2. Patient selection and risk stratification
a. Prior to initiating COT for CNTP, or when accepting a patient in transfer on COT, or when it becomes clear that acute pain treatment is transitioning into COT of more persistent pain, documentation of pain history, pain treatment history, physical examination, appropriate testing, and a working hypothesis of the etiology of the pain and any co-occurring factors that may affect pain and pain treatment will provide a solid foundation for care. Evaluation-pain (limited to pain).pdf and EvaluationChronicPain-Initial(UMich).pdf
i. If opioid prescribing is transitioned to an addiction specialist, psychiatrist, other mental health-oriented professional or to a temporarily covering physician, working in collaboration with a PCP, pain specialist or other clinician who periodically examines the patient with respect to pain, omission of physical examination by the actual prescriber may be appropriate.
b. Querying the New Hampshire Prescription Monitoring Program database and review of relevant medical records can provide critical information on a patient’s use of opioids and other controlled substances. New Hampshire’s evolving Prescription Monitoring Program
c. Assessment of potential risk of opioid misuse either by clinical interview or using a validated risk screening tool can inform development of a plan for clinical care that appropriately accommodates identified risk. Opioid risk screening tools and articles
d. Urine toxicology screening provides objective information on substance use and can be a valuable source of information prior to initiation of long-term opioid therapy, when acute pain appears to be becoming chronic, or when accepting a patient in transfer who is already using opioids. Information on urine toxicology screening
e. Higher risk patients. Management of patients identified as at higher risk for opioid misuse demands more intensive and structured management to assure patient and public safety. Consultation with, referral to, and/or co-management with a mental health, addiction or pain specialist for higher risk patients is often appropriate.
Management of patients at higher risk
Substance abuse and mental health resources
f. Pregnancy. Women of childbearing potential need to understand the relative risks and benefits of COT during pregnancy and after delivery. Minimal or no use of COT for pain during pregnancy is usually advised, unless potential benefits clearly outweigh risks.
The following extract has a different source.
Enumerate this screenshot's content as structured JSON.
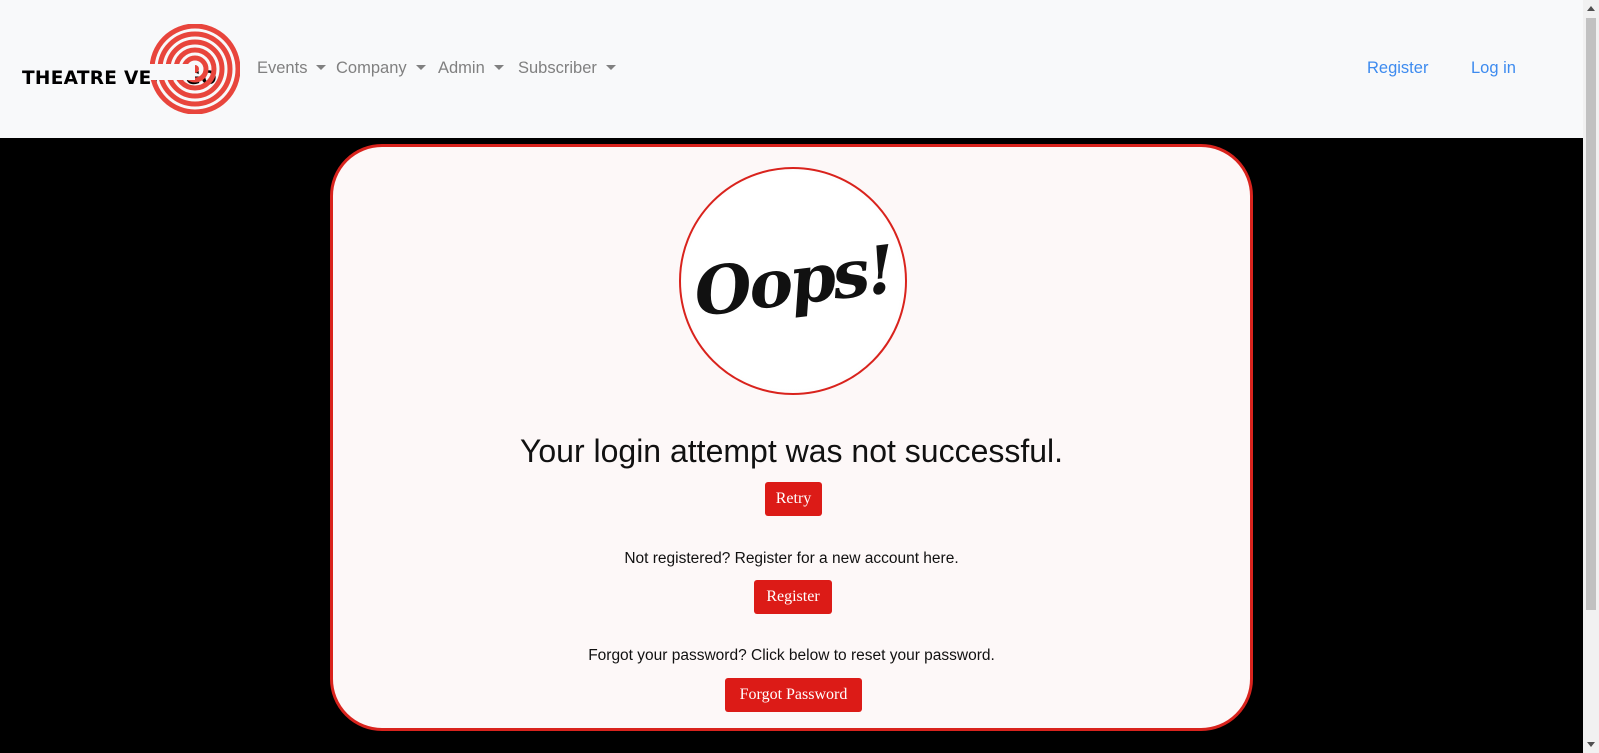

If COT is used during pregnancy, it is important to anticipate and accommodate risks to the patient and newborn. NH high risk OB Centers and info on pain management in pregnancy